● **AIM OF THE EXERCISE**
If a line in the entries below includes "WooCommerce", pick it out and copy it.

● **Entries from a dataset of interfaces**
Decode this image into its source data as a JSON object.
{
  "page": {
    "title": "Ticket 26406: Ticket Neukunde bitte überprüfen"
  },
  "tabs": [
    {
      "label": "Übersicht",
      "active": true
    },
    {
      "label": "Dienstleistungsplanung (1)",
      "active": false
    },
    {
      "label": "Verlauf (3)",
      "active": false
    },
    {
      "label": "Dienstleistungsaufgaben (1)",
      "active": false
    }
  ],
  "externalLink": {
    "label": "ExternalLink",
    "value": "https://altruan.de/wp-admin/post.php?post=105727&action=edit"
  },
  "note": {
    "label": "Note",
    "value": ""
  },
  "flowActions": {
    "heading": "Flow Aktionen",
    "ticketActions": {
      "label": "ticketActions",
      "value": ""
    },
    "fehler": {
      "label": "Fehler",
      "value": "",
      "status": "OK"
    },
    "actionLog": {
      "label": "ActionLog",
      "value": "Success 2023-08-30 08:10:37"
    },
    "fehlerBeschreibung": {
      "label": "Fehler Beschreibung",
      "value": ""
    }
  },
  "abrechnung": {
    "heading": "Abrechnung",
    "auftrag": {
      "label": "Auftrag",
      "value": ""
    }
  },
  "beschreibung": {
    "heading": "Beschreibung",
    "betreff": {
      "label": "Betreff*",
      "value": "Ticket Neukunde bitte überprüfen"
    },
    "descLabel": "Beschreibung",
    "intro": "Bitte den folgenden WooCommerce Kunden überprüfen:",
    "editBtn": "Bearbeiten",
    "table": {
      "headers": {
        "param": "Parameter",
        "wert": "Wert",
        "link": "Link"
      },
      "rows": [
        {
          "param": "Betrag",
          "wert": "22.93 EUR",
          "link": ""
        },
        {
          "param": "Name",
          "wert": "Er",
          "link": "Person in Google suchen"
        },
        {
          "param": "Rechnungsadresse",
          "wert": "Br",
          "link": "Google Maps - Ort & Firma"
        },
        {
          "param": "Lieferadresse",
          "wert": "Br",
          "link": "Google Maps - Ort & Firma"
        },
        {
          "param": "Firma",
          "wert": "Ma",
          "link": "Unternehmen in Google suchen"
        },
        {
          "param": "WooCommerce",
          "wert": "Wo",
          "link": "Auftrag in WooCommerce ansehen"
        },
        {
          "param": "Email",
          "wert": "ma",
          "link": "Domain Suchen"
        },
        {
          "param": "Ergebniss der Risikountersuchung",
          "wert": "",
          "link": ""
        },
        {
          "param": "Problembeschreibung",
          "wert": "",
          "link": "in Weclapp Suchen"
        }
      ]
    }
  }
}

● **ANSWER FOR THIS EXERCISE**
    "intro": "Bitte den folgenden WooCommerce Kunden überprüfen:",
          "param": "WooCommerce",
          "link": "Auftrag in WooCommerce ansehen"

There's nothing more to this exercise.